  • “Hope imagines the future and then lives as if that future is irresistible.” (Walter Wink) It is this kind of hope that we need to create, guided by the Holy
  • In simple terms, the one human family on this tiny planet in a vast universe of God’s creation, just have to love each other better!
    If we are to give hope by preventing further climate change, more wars and more refugees, humanity has to co-operate together in a quite unprecedented way.
  • The reality is, we have to make this lift in unprecedented and sustained co-operation at the same time as powerful forces are undermining global co-operation, such as through the United Nations.
  • Moreover, at the same time as this lift is needed, many in the one human family are deeply wounded – carrying the “soul wounds” of history’s unreconciled tragedies.
  • It is a time, therefore, of partnerships with all people of good will. It is a time, certainly, when the deepest possible unity is needed between those who are disciples of Jesus
  • Today’s scriptures remind us of God’s providence and presence, God’s “steadfastness and encouragement” in our journey as hope-bearers.

Further reading (books / websites / videos etc.)

Naomi Klein On Fire: The Burning Case for a Green New Deal (Allen Lane, Penguin, UK 2019)


Gathering & Penitence

A prayer for care of God’s creation

Gracious God,

We give thanks afresh that you have entrusted us with the care of all your creation: Every living creature, the earth itself! (Genesis 1:26)

We give thanks, as every for your gift of our life on our beautiful planet in our galaxy, within a universe filled with billions of other galaxies, all of your creating.

With renewed wonder and awe, we recognise your cosmic perspective in our common life as one human family, with stardust in our bones.

We pray thus in the Holy Spirit, through Jesus, the One in whom “all things hold together” (Colossians 1:17), that we may have your discernment for our work to prevent global temperatures from rising.

Remembering Jesus’ word to us, that “whatever we do for one of the most vulnerable, we do for you” (Matthew 25: 33-40), we pray now for those already affected by climate change, like those in neighbouring Pacific Island nations and in places of more frequent and extreme climatic events.

We pray thus for the grace to hear and heed the new, young prophetic voices who say “act as if your house is on fire … because it is!”

We pray thus for all involved in upcoming United Nations climate negotiations, including now in Madrid.

We pray for the leaders of our nation as they try to make wise policy amidst many competing voices.

We pray too for strengthened resolve to make our own best contributions in daily life as stewards of all you give us.

All this and much that is in our hearts, we gather and pray, through Jesus Christ our Lord. Amen.

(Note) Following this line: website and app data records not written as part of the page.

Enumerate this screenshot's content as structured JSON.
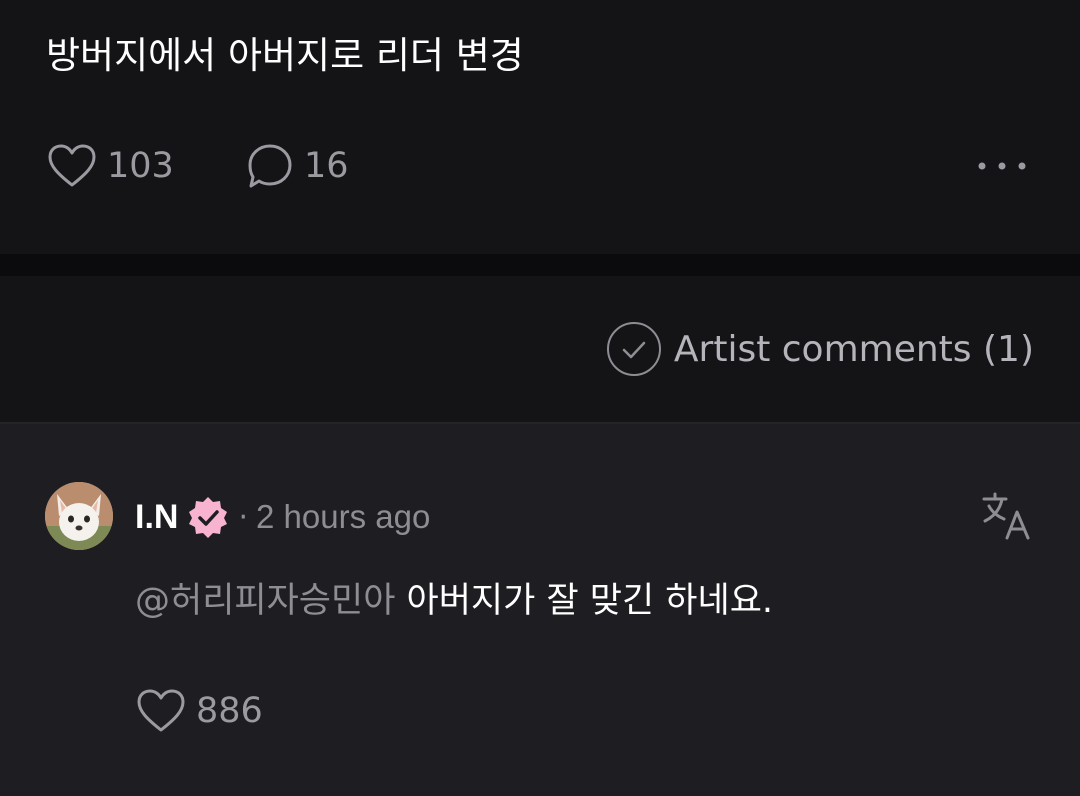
{
  "post": {
    "text": "방버지에서 아버지로 리더 변경",
    "like_count": "103",
    "comment_count": "16"
  },
  "filter": {
    "artist_comments_label": "Artist comments (1)"
  },
  "comment": {
    "author": "I.N",
    "separator": "·",
    "time": "2 hours ago",
    "mention": "@허리피자승민아",
    "text": " 아버지가 잘 맞긴 하네요.",
    "like_count": "886"
  },
  "colors": {
    "background": "#141417",
    "comment_background": "#1e1e22",
    "verified_badge": "#f7b3cf",
    "muted_text": "#8d8d93"
  },
  "icons": {
    "like": "heart-icon",
    "comment": "speech-bubble-icon",
    "more": "more-dots-icon",
    "artist_filter": "check-circle-icon",
    "verified": "verified-badge-icon",
    "translate": "translate-icon"
  }
}
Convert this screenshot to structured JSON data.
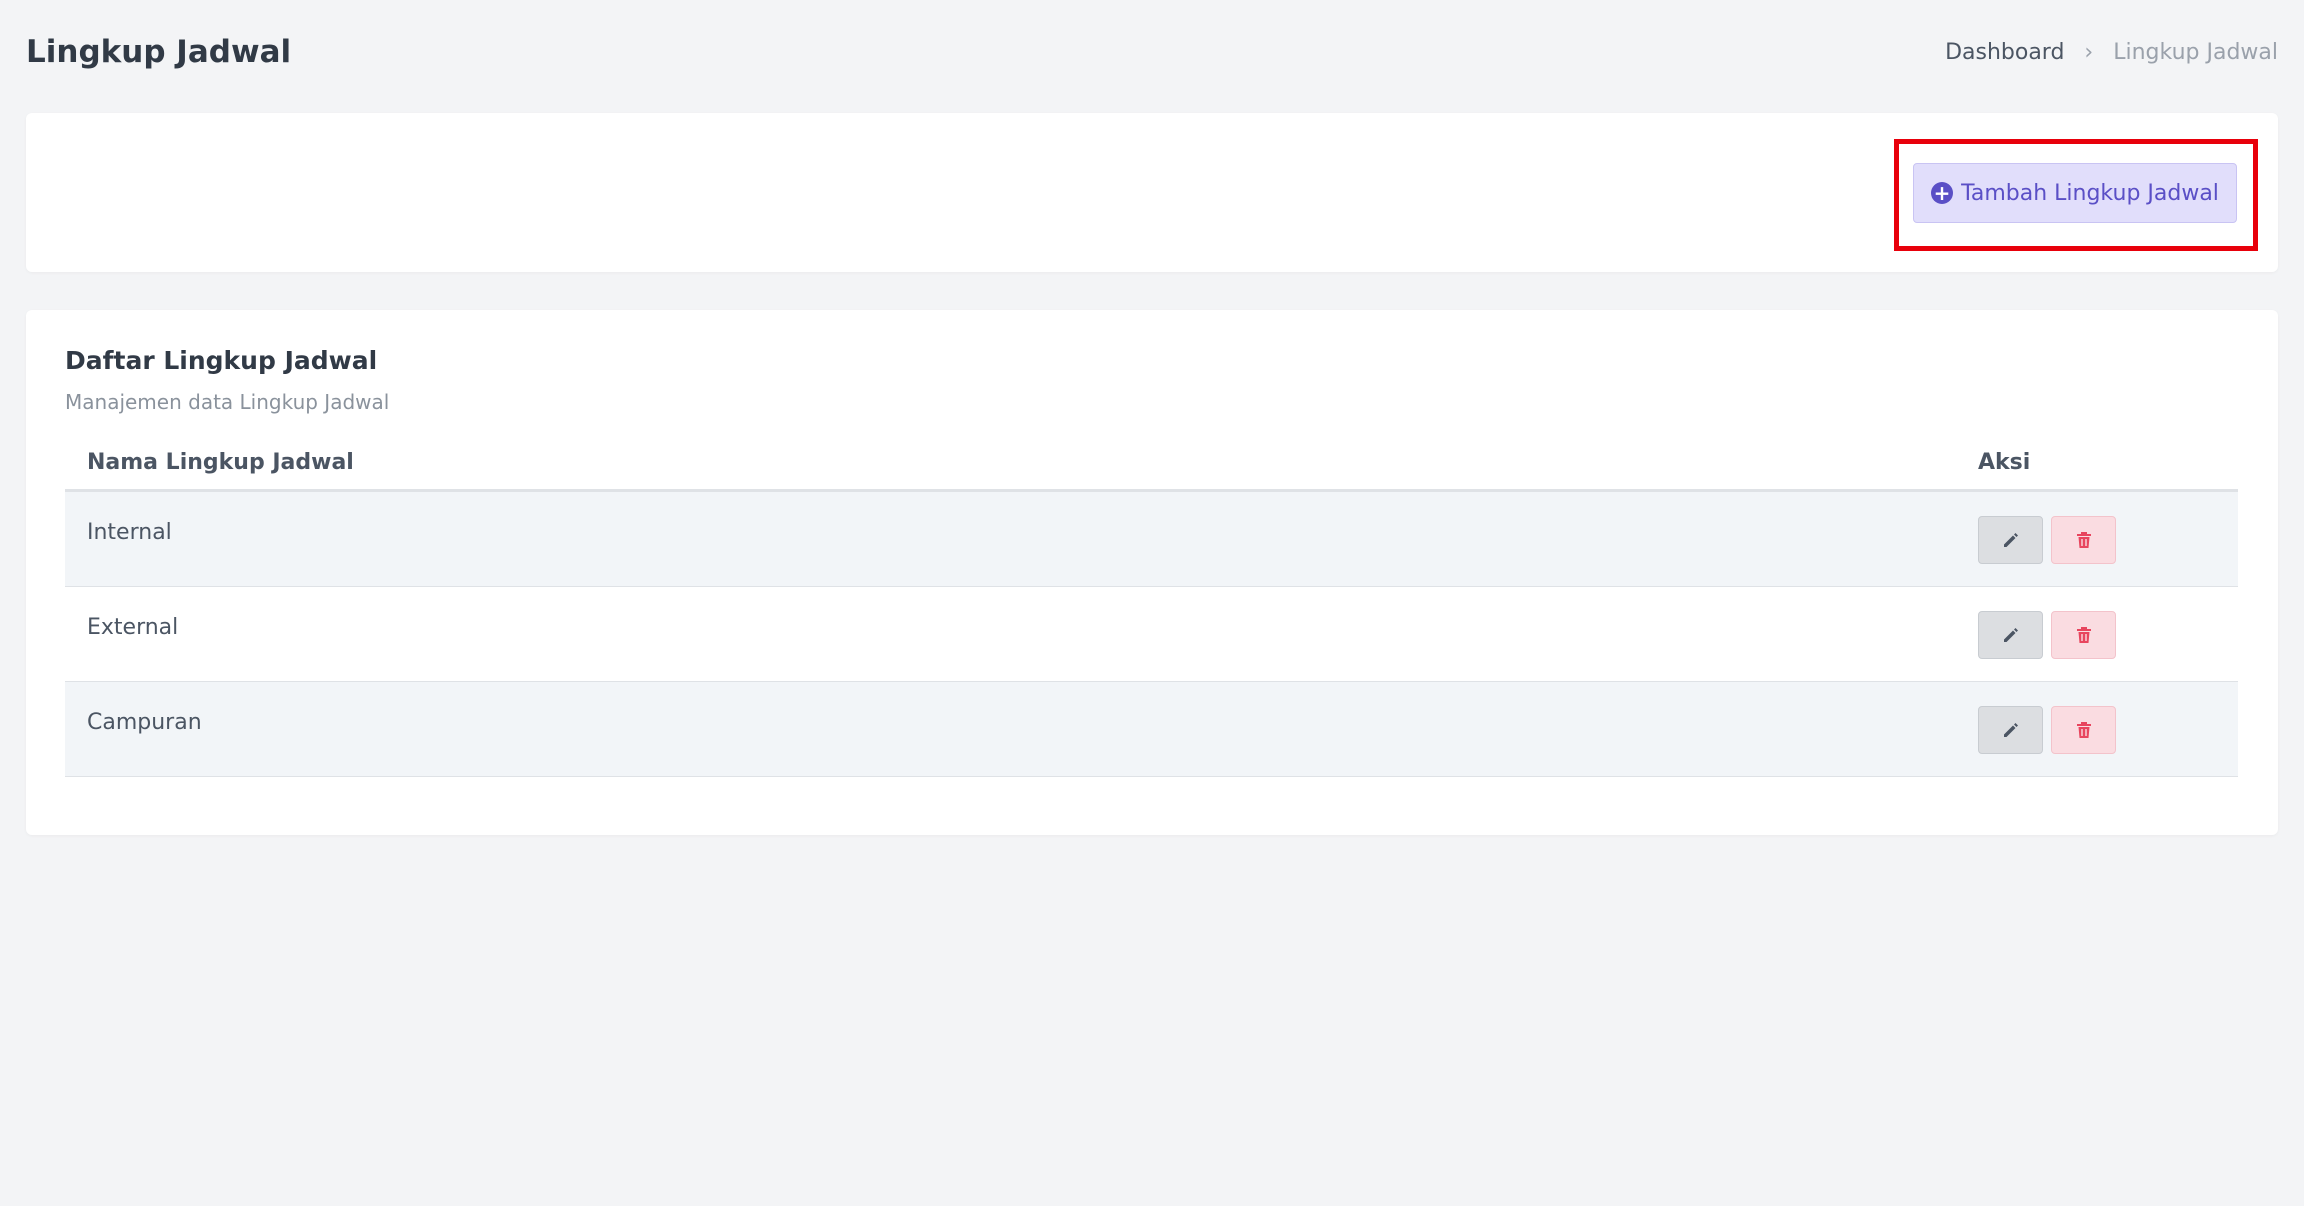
{
  "header": {
    "title": "Lingkup Jadwal",
    "breadcrumb": {
      "home": "Dashboard",
      "separator": "›",
      "current": "Lingkup Jadwal"
    }
  },
  "toolbar": {
    "add_label": "Tambah Lingkup Jadwal",
    "add_icon": "plus-circle-icon"
  },
  "list": {
    "title": "Daftar Lingkup Jadwal",
    "subtitle": "Manajemen data Lingkup Jadwal",
    "columns": [
      "Nama Lingkup Jadwal",
      "Aksi"
    ],
    "rows": [
      {
        "name": "Internal"
      },
      {
        "name": "External"
      },
      {
        "name": "Campuran"
      }
    ],
    "row_actions": {
      "edit_icon": "pencil-icon",
      "delete_icon": "trash-icon"
    }
  },
  "colors": {
    "accent": "#5a4fc6",
    "accent_bg": "#e1defb",
    "danger": "#e8455e",
    "highlight": "#e8000b"
  }
}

Service of the Word

Bishop Huggins is travelling to Madrid for the UN Climate Change talks (COP25) as a representative of the WCC.

He will be presenting a song by girls from Lowthem Anglican School in Melbourne

What the world needs now, is love

by Bishop Philip Huggins, Australia